Lawyer Ramesh Kumar moved the Allahabad high court on 12 February for bail. The case was taken up on 24 February, the hearing posted for 15 March. 


On 15 March, the court observed that since Shaqib was also charged under the law on atrocities against Dalits, the complainant should be given notice. A court strike put off the 22 April hearing, and connectivity issues pushed back the 7 May hearing as well. Finally, the court heard his bail plea on 15 June. 


Shaqib’s mother had told Article 14 that he worked as an understudy to a welder in Dehradun for two months and returned to their village only on 9 December, 2020. Within a week, he was in jail on non-bailable “love-jihad” charges.  


Arif, illiterate like his brothers and mother, is grateful for the funds that helped the family secure bail. “Crowdfunding and support of human rights organizations helped us secure his release,” said Arif. 

We had lost all hope. We do not know the law. All we know is that my brother is mentally unstable and made a victim of a conspiracy.” 


The girl and her family, who spoke to reporters at the time of the event, now refuse to talk. “It is impossible that the ‘victim’ did not know the real identity (religion) of my client because only Muslims live in Kirar Khedi,” said Kamaal.


In Allahabad court, Kumar submitted that the case was  “false and concocted” and Shaqib had no criminal records. He said the FIR had been delayed by 29 hours while Shaqib stayed in police custody though the police station was barely 10 km from where the incident occurred. 

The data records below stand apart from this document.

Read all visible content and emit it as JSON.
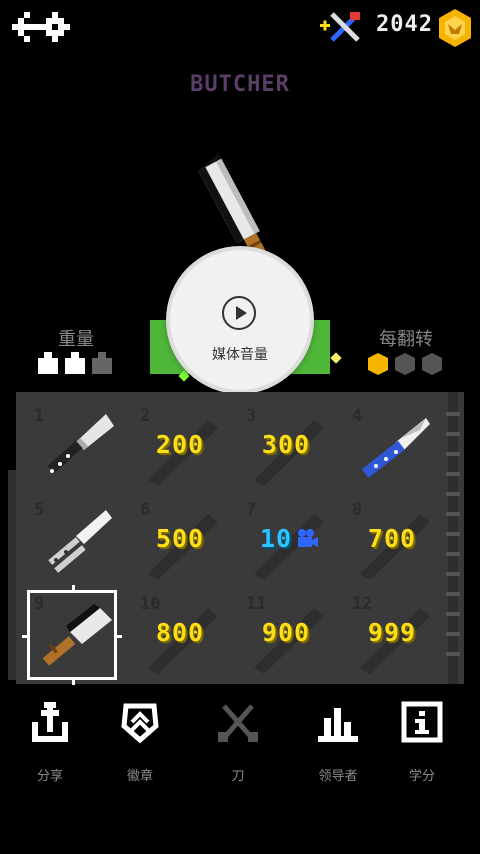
{
  "header": {
    "coins": "2042"
  },
  "knife": {
    "name": "BUTCHER",
    "weight_label": "重量",
    "weight_level": 2,
    "weight_max": 3,
    "flip_label": "每翻转",
    "flip_reward": 1,
    "flip_max": 3
  },
  "media": {
    "label": "媒体音量"
  },
  "grid": [
    {
      "number": "1",
      "state": "owned",
      "price": ""
    },
    {
      "number": "2",
      "state": "locked",
      "price": "200"
    },
    {
      "number": "3",
      "state": "locked",
      "price": "300"
    },
    {
      "number": "4",
      "state": "owned",
      "price": ""
    },
    {
      "number": "5",
      "state": "owned",
      "price": ""
    },
    {
      "number": "6",
      "state": "locked",
      "price": "500"
    },
    {
      "number": "7",
      "state": "video",
      "price": "10"
    },
    {
      "number": "8",
      "state": "locked",
      "price": "700"
    },
    {
      "number": "9",
      "state": "selected",
      "price": ""
    },
    {
      "number": "10",
      "state": "locked",
      "price": "800"
    },
    {
      "number": "11",
      "state": "locked",
      "price": "900"
    },
    {
      "number": "12",
      "state": "locked",
      "price": "999"
    }
  ],
  "nav": {
    "share": "分享",
    "badges": "徽章",
    "knives": "刀",
    "leaders": "领导者",
    "credits": "学分"
  },
  "colors": {
    "price": "#ffde17",
    "video": "#2ec4ff",
    "accent_green": "#4fb83a",
    "coin": "#f5b400"
  }
}
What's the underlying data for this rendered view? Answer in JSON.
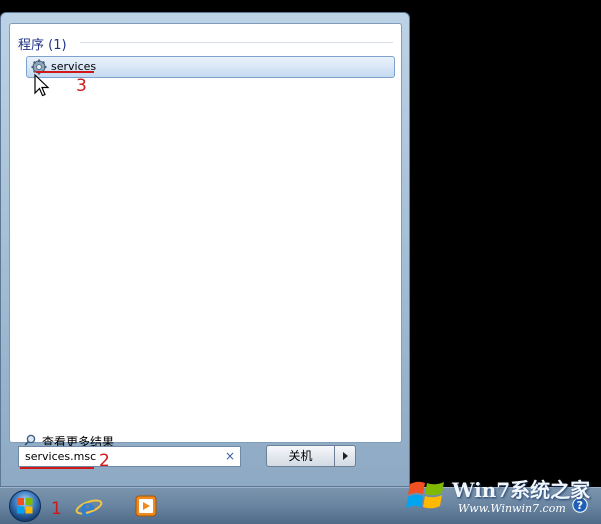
{
  "search_results": {
    "section_title": "程序 (1)",
    "items": [
      {
        "label": "services",
        "icon": "gear-icon"
      }
    ]
  },
  "more_results": {
    "label": "查看更多结果",
    "icon": "magnifier-icon"
  },
  "search": {
    "value": "services.msc",
    "clear_icon": "×"
  },
  "shutdown": {
    "label": "关机"
  },
  "annotations": {
    "start": "1",
    "search": "2",
    "result": "3",
    "color": "#d01818"
  },
  "taskbar": {
    "items": [
      "start-orb-icon",
      "internet-explorer-icon",
      "media-player-icon"
    ]
  },
  "watermark": {
    "title": "Win7系统之家",
    "url": "Www.Winwin7.com"
  }
}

The bail order directs Shaqib not to “tamper with the witnesses” and commit to “not indulge in any illegal activities during the bail period”. The case will now continue in Bijnor court. 


(Saurabh Sharma is an independent journalist based in Lucknow.)